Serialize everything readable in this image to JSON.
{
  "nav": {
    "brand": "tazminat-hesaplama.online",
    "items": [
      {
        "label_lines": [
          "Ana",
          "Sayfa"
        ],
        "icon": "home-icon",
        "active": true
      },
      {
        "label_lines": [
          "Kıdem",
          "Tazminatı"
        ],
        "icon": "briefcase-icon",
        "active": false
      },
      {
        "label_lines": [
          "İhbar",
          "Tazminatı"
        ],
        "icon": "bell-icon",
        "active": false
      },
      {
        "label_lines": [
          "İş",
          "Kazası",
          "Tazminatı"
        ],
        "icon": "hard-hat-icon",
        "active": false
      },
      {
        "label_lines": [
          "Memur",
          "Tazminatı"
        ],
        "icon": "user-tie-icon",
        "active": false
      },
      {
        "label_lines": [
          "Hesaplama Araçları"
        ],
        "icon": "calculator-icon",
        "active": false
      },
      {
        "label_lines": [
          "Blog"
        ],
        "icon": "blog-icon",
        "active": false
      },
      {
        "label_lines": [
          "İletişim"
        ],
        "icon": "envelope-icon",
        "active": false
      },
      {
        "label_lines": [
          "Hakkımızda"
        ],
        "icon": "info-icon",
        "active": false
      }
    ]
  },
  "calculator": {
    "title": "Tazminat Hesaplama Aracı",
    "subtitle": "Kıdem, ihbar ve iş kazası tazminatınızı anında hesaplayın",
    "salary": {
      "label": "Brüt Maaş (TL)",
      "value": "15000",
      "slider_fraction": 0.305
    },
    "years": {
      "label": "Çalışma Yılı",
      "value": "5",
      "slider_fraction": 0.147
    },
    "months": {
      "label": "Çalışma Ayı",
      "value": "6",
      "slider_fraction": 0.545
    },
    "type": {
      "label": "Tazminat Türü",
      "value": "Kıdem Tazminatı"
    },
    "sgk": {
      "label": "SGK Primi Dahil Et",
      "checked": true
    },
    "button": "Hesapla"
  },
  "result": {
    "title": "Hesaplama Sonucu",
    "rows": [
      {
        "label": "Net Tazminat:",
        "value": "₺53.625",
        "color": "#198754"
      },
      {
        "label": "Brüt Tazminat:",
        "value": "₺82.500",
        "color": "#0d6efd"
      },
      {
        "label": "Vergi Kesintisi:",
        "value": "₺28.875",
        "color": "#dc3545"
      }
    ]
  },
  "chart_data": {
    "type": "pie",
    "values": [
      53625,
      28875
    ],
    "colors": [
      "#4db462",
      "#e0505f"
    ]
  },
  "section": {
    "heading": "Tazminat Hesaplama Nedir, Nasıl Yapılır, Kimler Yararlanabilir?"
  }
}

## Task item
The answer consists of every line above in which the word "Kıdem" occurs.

## Result for this task
          "Kıdem",
    "subtitle": "Kıdem, ihbar ve iş kazası tazminatınızı anında hesaplayın",
      "value": "Kıdem Tazminatı"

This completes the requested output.